Removal of tubes and ovaries (risk reducing procedures)
Minimizing the chance of gynecological cancer in BRCA mutations carriers
The study of ovarian cancer (defined as ovarian, tubal, and peritoneal cancer) presents many vital challenges. It is a low-incidence disease and a particular difficulty at initial diagnosis, while at the same time, it includes an extensive range of morphological, molecular, and genetic subtypes.
Epithelial subtype (Epithelial Ovarian Cancer: EOC) accounts for 90% of all ovarian carcinomas, with 80-85% of them resembling serum carcinomas. Depending on the grade of cellular atypia and cellular architecture disorder, tumors show a different grade of differentiation. Low grade is considered more aggressive, invasive, and includes a disease with rapidly evolving characteristics and genetic instability. In contrast, the high grade describes slow progression, is rarer, and usually has a more unsatisfactory response to chemotherapy.
Deleterious mutations in the BRCA1 and BRCA2 genes are common in patients with ovarian epithelial cancer as they are associated with an increased likelihood of lifetime risk of developing cancer.
Lifetime risk of ovarian cancer for BRCA1 and BRCA2 mutation carriers
In particular, in the case of mutations in the tumor suppressor gene BRCA1, the incidence of ovarian cancer by the age of 70 approaches 45%, whereas the similar mutations in the BRCA2 gene present a 16.5% risk by the age of 70. The existence of other genes associated with ovarian cancer has also been confirmed, while Variants of Unknown Clinical Significance (VUS) are still pending to be interpreted.
Prevalence of hereditary ovarian cancer
It is estimated that about 13-15% of ovarian cancer patients carry germline mutations in the BRCA1 & BRCA2 genes. This rate may be even higher, given that the number of variations that remain unknown.
Patients that are aware of having one of the above mutations (BRCA1 and BRCA2) or any other of the 43 genes related to the Hereditary Breast Ovarian Cancer (HBOC) syndrome should attend a clinical genetic consultation.

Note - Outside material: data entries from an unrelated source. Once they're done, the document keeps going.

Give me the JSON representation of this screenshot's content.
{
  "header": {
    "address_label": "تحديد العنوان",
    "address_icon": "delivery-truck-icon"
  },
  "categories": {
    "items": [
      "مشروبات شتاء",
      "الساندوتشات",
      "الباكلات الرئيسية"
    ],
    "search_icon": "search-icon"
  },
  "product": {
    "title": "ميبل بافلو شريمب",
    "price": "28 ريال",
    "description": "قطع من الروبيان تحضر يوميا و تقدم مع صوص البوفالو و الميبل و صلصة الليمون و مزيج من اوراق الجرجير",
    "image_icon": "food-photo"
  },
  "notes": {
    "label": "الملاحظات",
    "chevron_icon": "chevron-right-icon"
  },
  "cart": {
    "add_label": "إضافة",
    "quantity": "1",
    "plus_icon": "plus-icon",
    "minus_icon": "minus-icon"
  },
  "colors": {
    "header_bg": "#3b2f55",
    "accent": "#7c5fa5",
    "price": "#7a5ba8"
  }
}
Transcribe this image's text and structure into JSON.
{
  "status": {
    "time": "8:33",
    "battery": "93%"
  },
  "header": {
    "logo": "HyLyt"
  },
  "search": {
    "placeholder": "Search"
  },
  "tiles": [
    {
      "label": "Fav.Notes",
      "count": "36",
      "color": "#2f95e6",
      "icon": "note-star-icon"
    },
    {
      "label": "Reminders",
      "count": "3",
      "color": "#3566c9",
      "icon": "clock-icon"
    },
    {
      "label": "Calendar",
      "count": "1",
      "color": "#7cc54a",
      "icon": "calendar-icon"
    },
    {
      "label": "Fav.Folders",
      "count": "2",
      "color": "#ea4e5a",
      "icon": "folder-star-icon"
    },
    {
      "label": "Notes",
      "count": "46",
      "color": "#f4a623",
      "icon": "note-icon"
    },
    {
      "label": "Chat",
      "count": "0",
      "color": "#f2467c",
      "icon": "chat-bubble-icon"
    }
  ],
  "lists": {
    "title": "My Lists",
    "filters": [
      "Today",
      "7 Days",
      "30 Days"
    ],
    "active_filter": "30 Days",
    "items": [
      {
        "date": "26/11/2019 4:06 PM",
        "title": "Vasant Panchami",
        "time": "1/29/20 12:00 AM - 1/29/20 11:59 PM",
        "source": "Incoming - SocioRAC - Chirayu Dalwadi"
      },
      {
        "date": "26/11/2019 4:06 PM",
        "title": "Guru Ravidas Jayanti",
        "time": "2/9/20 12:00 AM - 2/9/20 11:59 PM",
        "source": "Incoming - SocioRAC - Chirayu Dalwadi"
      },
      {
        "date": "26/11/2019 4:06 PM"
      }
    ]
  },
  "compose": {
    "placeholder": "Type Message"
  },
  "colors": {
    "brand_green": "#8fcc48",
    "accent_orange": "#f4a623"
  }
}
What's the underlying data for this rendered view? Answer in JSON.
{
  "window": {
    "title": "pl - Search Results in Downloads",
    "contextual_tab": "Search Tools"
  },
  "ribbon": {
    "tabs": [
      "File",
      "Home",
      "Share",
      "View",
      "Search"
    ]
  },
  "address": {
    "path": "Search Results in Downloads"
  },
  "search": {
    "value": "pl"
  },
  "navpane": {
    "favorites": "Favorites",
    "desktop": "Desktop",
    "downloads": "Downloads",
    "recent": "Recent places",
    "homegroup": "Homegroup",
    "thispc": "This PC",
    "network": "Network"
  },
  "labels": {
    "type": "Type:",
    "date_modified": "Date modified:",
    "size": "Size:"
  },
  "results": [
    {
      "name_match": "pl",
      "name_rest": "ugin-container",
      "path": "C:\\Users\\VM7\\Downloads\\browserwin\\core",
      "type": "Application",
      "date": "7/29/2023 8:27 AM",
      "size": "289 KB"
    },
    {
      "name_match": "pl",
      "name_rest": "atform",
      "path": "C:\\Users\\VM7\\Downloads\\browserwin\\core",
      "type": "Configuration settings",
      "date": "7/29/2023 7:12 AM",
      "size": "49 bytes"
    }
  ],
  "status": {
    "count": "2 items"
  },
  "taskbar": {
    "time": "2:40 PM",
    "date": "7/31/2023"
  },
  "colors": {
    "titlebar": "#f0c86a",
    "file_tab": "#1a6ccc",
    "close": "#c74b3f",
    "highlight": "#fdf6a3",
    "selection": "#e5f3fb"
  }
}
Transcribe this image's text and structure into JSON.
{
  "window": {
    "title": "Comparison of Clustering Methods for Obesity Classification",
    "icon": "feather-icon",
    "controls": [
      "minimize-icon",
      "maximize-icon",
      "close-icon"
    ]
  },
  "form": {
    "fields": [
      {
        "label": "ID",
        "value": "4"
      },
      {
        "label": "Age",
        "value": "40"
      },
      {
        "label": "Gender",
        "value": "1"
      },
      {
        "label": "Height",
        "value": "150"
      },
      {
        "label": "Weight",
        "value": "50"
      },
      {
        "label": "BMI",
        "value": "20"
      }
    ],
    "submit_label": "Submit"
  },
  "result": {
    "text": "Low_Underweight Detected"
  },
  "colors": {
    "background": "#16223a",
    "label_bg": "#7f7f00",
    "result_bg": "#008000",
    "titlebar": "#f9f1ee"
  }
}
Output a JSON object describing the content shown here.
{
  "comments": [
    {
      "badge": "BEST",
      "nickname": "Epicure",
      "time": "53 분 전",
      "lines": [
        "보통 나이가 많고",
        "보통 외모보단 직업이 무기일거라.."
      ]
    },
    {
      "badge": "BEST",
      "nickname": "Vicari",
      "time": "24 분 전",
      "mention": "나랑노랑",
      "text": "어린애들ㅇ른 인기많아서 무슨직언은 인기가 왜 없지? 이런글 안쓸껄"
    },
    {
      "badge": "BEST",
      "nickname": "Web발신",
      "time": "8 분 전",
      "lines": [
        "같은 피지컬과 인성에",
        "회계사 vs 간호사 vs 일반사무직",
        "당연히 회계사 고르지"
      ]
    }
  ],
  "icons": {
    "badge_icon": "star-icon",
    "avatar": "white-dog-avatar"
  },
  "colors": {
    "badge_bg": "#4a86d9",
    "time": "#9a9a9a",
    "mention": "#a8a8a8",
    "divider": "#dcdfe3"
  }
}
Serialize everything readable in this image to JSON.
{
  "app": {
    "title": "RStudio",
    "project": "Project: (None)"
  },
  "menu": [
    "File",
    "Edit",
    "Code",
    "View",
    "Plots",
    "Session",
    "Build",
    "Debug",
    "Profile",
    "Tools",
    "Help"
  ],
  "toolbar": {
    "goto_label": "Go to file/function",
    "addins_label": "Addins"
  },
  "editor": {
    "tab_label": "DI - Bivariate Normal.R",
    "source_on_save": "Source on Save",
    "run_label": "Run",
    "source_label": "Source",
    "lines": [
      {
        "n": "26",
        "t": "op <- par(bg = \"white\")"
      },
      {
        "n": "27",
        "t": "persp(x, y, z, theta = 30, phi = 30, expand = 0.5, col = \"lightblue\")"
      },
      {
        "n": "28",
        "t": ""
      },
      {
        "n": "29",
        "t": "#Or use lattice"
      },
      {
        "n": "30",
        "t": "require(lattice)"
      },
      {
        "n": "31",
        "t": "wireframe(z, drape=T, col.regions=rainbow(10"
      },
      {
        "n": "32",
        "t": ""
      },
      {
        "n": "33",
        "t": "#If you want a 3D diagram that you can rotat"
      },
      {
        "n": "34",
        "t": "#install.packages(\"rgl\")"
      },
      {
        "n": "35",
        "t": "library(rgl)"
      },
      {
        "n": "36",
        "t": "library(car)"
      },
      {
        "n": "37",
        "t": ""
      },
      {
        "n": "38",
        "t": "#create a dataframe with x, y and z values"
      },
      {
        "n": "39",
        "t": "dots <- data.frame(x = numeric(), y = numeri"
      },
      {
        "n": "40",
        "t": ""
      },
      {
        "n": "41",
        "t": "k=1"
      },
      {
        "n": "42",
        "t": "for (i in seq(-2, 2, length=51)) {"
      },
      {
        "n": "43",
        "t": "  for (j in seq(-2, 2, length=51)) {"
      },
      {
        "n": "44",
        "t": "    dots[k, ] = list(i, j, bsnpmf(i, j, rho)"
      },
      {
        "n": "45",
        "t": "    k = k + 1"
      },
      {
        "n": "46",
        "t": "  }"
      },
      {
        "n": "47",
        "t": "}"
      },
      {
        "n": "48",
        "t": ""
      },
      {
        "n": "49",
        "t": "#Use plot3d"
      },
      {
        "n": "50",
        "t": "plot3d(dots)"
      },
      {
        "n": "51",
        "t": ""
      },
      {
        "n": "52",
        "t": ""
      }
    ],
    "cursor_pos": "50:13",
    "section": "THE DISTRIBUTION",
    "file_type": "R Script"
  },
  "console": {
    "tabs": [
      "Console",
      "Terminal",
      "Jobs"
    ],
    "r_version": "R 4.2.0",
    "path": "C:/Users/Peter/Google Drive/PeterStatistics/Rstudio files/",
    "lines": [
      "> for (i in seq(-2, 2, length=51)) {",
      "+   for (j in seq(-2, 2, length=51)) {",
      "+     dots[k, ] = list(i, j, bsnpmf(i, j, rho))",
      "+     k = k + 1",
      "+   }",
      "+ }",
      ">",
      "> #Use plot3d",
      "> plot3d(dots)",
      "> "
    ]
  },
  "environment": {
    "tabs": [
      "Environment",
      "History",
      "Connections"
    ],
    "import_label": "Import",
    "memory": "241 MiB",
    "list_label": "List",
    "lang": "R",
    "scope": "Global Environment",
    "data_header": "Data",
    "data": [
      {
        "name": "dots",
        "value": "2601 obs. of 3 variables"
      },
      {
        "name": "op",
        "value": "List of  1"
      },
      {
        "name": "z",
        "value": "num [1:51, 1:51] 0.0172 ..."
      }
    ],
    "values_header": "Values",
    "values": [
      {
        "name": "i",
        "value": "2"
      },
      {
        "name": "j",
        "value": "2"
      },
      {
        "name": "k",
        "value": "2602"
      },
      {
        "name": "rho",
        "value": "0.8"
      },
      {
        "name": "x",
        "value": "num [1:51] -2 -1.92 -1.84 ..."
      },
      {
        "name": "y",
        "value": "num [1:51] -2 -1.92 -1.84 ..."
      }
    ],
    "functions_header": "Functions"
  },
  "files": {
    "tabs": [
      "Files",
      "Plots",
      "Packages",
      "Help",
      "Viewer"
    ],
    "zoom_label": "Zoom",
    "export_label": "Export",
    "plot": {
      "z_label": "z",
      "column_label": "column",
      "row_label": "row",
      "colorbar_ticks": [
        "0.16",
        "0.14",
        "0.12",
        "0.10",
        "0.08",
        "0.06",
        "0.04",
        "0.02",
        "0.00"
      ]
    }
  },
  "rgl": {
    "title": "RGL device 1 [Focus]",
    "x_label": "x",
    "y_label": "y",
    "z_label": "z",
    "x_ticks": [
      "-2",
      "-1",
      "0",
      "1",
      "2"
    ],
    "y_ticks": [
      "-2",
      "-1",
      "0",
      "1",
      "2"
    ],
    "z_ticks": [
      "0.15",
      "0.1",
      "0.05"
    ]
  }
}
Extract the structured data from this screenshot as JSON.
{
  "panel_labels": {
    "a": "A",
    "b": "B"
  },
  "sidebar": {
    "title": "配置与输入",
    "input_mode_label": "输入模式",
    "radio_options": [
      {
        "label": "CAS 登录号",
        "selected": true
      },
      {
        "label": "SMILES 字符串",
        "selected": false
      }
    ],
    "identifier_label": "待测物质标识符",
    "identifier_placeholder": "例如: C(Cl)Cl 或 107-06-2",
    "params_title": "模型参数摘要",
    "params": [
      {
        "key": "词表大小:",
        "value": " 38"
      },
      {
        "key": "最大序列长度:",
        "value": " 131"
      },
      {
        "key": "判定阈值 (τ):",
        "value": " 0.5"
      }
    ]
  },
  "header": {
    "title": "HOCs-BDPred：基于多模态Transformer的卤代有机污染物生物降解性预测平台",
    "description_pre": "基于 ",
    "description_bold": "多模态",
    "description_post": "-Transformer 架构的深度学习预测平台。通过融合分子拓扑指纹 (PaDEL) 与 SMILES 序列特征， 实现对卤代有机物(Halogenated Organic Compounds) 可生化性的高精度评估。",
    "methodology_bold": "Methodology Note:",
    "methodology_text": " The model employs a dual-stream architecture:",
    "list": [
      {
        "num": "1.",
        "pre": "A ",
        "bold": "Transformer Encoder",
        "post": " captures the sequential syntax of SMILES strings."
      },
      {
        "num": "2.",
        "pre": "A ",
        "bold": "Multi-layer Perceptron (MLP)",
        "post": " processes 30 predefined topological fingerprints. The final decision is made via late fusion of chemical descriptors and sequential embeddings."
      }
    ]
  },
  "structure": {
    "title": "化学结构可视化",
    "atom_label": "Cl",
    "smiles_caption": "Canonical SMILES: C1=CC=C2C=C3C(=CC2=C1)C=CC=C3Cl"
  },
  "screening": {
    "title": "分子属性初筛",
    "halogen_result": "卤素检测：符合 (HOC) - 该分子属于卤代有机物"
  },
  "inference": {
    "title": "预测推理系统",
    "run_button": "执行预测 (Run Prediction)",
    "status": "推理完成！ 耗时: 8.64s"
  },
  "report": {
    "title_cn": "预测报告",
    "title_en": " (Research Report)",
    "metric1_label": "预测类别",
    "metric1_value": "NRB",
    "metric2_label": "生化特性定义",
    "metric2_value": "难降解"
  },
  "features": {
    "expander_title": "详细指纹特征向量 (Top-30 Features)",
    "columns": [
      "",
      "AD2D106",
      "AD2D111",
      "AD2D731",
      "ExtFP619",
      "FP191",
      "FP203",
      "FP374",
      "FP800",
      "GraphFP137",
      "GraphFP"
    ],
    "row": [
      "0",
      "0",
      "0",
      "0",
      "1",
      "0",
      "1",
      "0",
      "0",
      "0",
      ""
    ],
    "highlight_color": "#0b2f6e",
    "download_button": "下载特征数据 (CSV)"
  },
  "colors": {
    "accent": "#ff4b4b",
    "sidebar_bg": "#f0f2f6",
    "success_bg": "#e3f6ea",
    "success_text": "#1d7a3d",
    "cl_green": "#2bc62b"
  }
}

That issues as well for patients unaware of their genetic status nonetheless with a strong family history of breast cancer at a young age or ovarian cancer at any age.
Risk-reducing procedures such as the removal of both tubes and ovaries would affect the likelihood of having ovarian cancer by reducing it up to 98%. This option should always be discussed with a gynecologist and clinical genetics. However, if that would be the best treatment for you, special care should be taken for the ovaries to be removed intact and at their entity.
Multiple cases reported mention ovarian remnants to be left inside the abdomen after removal of both ovaries and tubes for different purposes. Robotic surgery adds to the successful completion of such surgical procedures avoiding leaving behind ovarian remnants due to increased adhesions or poor visualization of the surgical field.
Robotic-Assisted Laparoscopic Risk Reducing Procedures
Surgeons dedicated to performing minimally invasive procedures are committed to personalized treatment for every individual patient. Robotic-assisted procedures are considered safe and effective. It is appropriate for most patients, but not for all.
Let’s discuss your treatment options.
If you are a surgical candidate for robotic surgery, skilled robotic surgeons with high-end equipment will be able to offer you treatment and relief of your symptoms.